U.S. Classification118/715, 251/309
International ClassificationF16K5/04, F16K5/12, H01L21/31, F16K3/24, C23C16/455, F16K51/00, C23C16/511
Cooperative ClassificationF16K5/12
European ClassificationF16K5/12
Legal Events
DateCodeEventDescription
Dec 29, 2011FPAYFee payment
Year of fee payment: 12
Jan 4, 2008FPAYFee payment
Year of fee payment: 8
Dec 23, 2003FPAYFee payment
Year of fee payment: 4
Oct 20, 1997ASAssignment
Owner name: APPLIED MATERIALS, INC., CALIFORNIA
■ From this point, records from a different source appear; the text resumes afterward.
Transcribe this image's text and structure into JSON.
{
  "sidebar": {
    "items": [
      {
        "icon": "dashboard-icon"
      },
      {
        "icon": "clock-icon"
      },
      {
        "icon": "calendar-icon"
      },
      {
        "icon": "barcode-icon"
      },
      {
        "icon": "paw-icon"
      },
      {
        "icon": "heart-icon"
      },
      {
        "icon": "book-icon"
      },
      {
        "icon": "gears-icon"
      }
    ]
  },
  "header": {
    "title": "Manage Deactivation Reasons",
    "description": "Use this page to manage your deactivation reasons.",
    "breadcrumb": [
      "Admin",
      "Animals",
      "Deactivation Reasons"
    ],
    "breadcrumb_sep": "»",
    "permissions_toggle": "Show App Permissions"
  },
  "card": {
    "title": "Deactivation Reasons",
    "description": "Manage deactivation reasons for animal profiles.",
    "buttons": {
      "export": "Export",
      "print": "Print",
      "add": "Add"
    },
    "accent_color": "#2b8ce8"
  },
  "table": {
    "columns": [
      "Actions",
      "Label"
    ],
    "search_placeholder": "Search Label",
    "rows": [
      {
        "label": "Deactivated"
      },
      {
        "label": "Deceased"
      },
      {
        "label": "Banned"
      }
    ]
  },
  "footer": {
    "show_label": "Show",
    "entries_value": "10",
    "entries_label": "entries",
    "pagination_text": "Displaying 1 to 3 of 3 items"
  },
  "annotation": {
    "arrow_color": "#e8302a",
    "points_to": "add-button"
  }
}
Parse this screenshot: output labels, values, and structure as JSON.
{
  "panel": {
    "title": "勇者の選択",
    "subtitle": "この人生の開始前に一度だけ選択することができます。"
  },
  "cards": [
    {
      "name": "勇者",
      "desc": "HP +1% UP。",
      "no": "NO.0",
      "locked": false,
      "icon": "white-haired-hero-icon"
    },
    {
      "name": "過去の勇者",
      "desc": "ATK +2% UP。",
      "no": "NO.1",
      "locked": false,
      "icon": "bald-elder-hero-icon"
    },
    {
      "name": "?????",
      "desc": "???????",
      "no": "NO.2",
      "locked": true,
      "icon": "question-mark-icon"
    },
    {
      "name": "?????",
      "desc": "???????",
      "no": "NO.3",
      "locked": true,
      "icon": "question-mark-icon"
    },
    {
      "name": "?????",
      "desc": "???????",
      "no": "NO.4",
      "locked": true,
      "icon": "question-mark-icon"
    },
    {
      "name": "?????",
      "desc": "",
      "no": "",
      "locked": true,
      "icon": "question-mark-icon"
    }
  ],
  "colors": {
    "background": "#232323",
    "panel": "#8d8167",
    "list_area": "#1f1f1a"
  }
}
Free format text: ASSIGNMENT OF ASSIGNORS INTEREST;ASSIGNORS:LOSEY, MATTHEW W.;BANG, WON B.;CAMPANA, FRANCIMAR;AND OTHERS;REEL/FRAME:008939/0325;SIGNING DATES FROM 19971014 TO 19971020